**Work to be completed**
Write the data out again exactly, dropping any images it holds.

**Records for the exercise**
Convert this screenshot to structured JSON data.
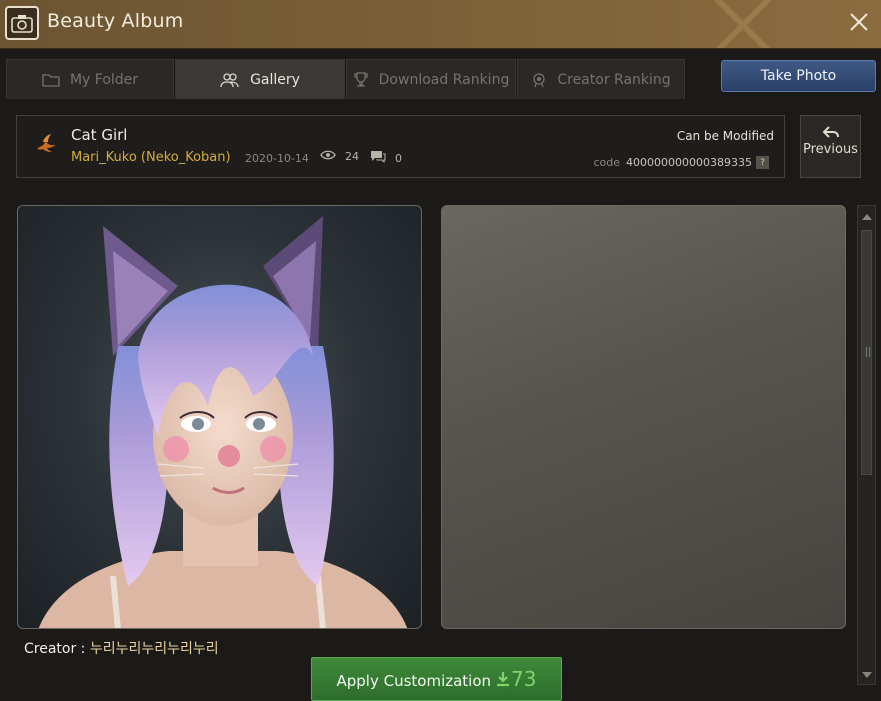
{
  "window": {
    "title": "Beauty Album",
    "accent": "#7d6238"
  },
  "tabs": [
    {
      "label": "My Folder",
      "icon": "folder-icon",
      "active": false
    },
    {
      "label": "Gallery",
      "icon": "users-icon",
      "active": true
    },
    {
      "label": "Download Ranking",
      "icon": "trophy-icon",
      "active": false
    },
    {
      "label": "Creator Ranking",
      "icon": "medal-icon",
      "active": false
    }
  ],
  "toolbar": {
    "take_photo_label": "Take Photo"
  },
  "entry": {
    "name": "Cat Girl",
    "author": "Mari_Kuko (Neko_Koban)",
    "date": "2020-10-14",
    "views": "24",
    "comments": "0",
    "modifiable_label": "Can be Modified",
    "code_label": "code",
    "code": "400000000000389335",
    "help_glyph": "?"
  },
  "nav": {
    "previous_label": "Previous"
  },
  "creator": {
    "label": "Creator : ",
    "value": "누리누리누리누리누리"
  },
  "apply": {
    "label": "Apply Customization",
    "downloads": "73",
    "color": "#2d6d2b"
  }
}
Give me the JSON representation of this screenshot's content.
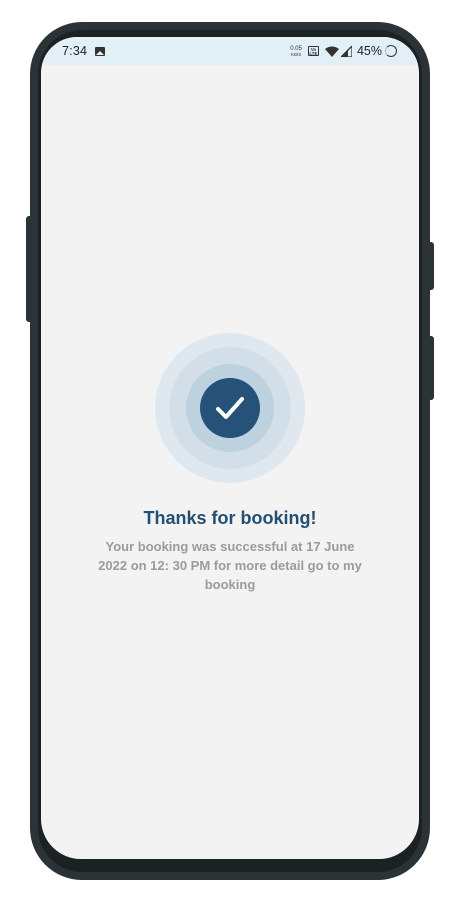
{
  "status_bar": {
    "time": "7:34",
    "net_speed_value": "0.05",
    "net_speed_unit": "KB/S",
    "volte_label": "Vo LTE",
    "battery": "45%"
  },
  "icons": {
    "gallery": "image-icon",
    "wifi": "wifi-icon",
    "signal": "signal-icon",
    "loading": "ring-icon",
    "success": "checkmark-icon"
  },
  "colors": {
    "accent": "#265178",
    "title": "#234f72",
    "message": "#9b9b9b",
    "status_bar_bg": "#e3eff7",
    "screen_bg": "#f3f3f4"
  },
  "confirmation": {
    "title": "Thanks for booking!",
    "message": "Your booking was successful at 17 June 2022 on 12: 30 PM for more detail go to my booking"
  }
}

**Task answer**
Convert this screenshot to structured JSON data.
{
  "window": {
    "title": "Beauty Album",
    "accent": "#7d6238"
  },
  "tabs": [
    {
      "label": "My Folder",
      "icon": "folder-icon",
      "active": false
    },
    {
      "label": "Gallery",
      "icon": "users-icon",
      "active": true
    },
    {
      "label": "Download Ranking",
      "icon": "trophy-icon",
      "active": false
    },
    {
      "label": "Creator Ranking",
      "icon": "medal-icon",
      "active": false
    }
  ],
  "toolbar": {
    "take_photo_label": "Take Photo"
  },
  "entry": {
    "name": "Cat Girl",
    "author": "Mari_Kuko (Neko_Koban)",
    "date": "2020-10-14",
    "views": "24",
    "comments": "0",
    "modifiable_label": "Can be Modified",
    "code_label": "code",
    "code": "400000000000389335",
    "help_glyph": "?"
  },
  "nav": {
    "previous_label": "Previous"
  },
  "creator": {
    "label": "Creator : ",
    "value": "누리누리누리누리누리"
  },
  "apply": {
    "label": "Apply Customization",
    "downloads": "73",
    "color": "#2d6d2b"
  }
}
Give me the JSON representation of this screenshot's content.
{
  "status_bar": {
    "time": "7:34",
    "net_speed_value": "0.05",
    "net_speed_unit": "KB/S",
    "volte_label": "Vo LTE",
    "battery": "45%"
  },
  "icons": {
    "gallery": "image-icon",
    "wifi": "wifi-icon",
    "signal": "signal-icon",
    "loading": "ring-icon",
    "success": "checkmark-icon"
  },
  "colors": {
    "accent": "#265178",
    "title": "#234f72",
    "message": "#9b9b9b",
    "status_bar_bg": "#e3eff7",
    "screen_bg": "#f3f3f4"
  },
  "confirmation": {
    "title": "Thanks for booking!",
    "message": "Your booking was successful at 17 June 2022 on 12: 30 PM for more detail go to my booking"
  }
}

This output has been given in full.